Saved entries:
=== Begin Enclosure ===

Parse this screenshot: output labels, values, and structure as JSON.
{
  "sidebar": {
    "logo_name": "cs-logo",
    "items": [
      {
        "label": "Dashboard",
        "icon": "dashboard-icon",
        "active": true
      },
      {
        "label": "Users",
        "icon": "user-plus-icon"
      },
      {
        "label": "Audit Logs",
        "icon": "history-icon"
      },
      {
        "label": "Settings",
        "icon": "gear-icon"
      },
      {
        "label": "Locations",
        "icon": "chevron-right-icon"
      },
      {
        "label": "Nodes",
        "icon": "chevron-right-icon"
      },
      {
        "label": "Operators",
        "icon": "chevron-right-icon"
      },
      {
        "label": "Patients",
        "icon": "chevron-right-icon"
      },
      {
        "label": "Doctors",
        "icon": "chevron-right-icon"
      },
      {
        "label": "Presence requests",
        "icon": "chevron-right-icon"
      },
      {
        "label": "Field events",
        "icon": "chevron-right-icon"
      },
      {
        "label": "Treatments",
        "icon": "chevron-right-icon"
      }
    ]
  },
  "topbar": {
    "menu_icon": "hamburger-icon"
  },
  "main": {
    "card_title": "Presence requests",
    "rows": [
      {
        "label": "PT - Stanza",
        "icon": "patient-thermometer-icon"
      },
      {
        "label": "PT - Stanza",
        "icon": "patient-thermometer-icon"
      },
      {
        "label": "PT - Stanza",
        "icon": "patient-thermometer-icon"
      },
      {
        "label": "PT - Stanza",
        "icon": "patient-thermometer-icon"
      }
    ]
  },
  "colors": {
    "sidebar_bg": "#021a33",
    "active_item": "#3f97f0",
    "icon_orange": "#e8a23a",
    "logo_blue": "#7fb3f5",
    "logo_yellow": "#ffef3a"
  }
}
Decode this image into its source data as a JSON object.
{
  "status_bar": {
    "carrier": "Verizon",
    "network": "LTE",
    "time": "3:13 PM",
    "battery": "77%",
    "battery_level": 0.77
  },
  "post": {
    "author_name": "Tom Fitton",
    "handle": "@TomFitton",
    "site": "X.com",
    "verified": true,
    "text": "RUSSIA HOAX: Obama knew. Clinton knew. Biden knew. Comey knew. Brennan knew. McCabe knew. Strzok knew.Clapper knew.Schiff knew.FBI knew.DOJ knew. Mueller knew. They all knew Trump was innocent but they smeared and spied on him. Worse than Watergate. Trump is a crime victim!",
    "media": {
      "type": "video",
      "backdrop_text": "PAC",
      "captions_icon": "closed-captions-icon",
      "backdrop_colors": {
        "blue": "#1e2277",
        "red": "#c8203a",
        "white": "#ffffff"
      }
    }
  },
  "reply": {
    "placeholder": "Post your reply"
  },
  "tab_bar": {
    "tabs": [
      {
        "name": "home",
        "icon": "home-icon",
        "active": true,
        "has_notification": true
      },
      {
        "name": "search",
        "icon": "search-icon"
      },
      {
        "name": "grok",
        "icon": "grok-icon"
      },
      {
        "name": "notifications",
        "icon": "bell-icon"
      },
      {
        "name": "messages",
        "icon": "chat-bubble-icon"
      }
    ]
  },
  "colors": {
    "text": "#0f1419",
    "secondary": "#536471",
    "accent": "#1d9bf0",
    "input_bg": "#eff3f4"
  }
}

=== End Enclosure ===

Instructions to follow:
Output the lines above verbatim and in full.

Completed task:
Parse this screenshot: output labels, values, and structure as JSON.
{
  "sidebar": {
    "logo_name": "cs-logo",
    "items": [
      {
        "label": "Dashboard",
        "icon": "dashboard-icon",
        "active": true
      },
      {
        "label": "Users",
        "icon": "user-plus-icon"
      },
      {
        "label": "Audit Logs",
        "icon": "history-icon"
      },
      {
        "label": "Settings",
        "icon": "gear-icon"
      },
      {
        "label": "Locations",
        "icon": "chevron-right-icon"
      },
      {
        "label": "Nodes",
        "icon": "chevron-right-icon"
      },
      {
        "label": "Operators",
        "icon": "chevron-right-icon"
      },
      {
        "label": "Patients",
        "icon": "chevron-right-icon"
      },
      {
        "label": "Doctors",
        "icon": "chevron-right-icon"
      },
      {
        "label": "Presence requests",
        "icon": "chevron-right-icon"
      },
      {
        "label": "Field events",
        "icon": "chevron-right-icon"
      },
      {
        "label": "Treatments",
        "icon": "chevron-right-icon"
      }
    ]
  },
  "topbar": {
    "menu_icon": "hamburger-icon"
  },
  "main": {
    "card_title": "Presence requests",
    "rows": [
      {
        "label": "PT - Stanza",
        "icon": "patient-thermometer-icon"
      },
      {
        "label": "PT - Stanza",
        "icon": "patient-thermometer-icon"
      },
      {
        "label": "PT - Stanza",
        "icon": "patient-thermometer-icon"
      },
      {
        "label": "PT - Stanza",
        "icon": "patient-thermometer-icon"
      }
    ]
  },
  "colors": {
    "sidebar_bg": "#021a33",
    "active_item": "#3f97f0",
    "icon_orange": "#e8a23a",
    "logo_blue": "#7fb3f5",
    "logo_yellow": "#ffef3a"
  }
}
Decode this image into its source data as a JSON object.
{
  "status_bar": {
    "carrier": "Verizon",
    "network": "LTE",
    "time": "3:13 PM",
    "battery": "77%",
    "battery_level": 0.77
  },
  "post": {
    "author_name": "Tom Fitton",
    "handle": "@TomFitton",
    "site": "X.com",
    "verified": true,
    "text": "RUSSIA HOAX: Obama knew. Clinton knew. Biden knew. Comey knew. Brennan knew. McCabe knew. Strzok knew.Clapper knew.Schiff knew.FBI knew.DOJ knew. Mueller knew. They all knew Trump was innocent but they smeared and spied on him. Worse than Watergate. Trump is a crime victim!",
    "media": {
      "type": "video",
      "backdrop_text": "PAC",
      "captions_icon": "closed-captions-icon",
      "backdrop_colors": {
        "blue": "#1e2277",
        "red": "#c8203a",
        "white": "#ffffff"
      }
    }
  },
  "reply": {
    "placeholder": "Post your reply"
  },
  "tab_bar": {
    "tabs": [
      {
        "name": "home",
        "icon": "home-icon",
        "active": true,
        "has_notification": true
      },
      {
        "name": "search",
        "icon": "search-icon"
      },
      {
        "name": "grok",
        "icon": "grok-icon"
      },
      {
        "name": "notifications",
        "icon": "bell-icon"
      },
      {
        "name": "messages",
        "icon": "chat-bubble-icon"
      }
    ]
  },
  "colors": {
    "text": "#0f1419",
    "secondary": "#536471",
    "accent": "#1d9bf0",
    "input_bg": "#eff3f4"
  }
}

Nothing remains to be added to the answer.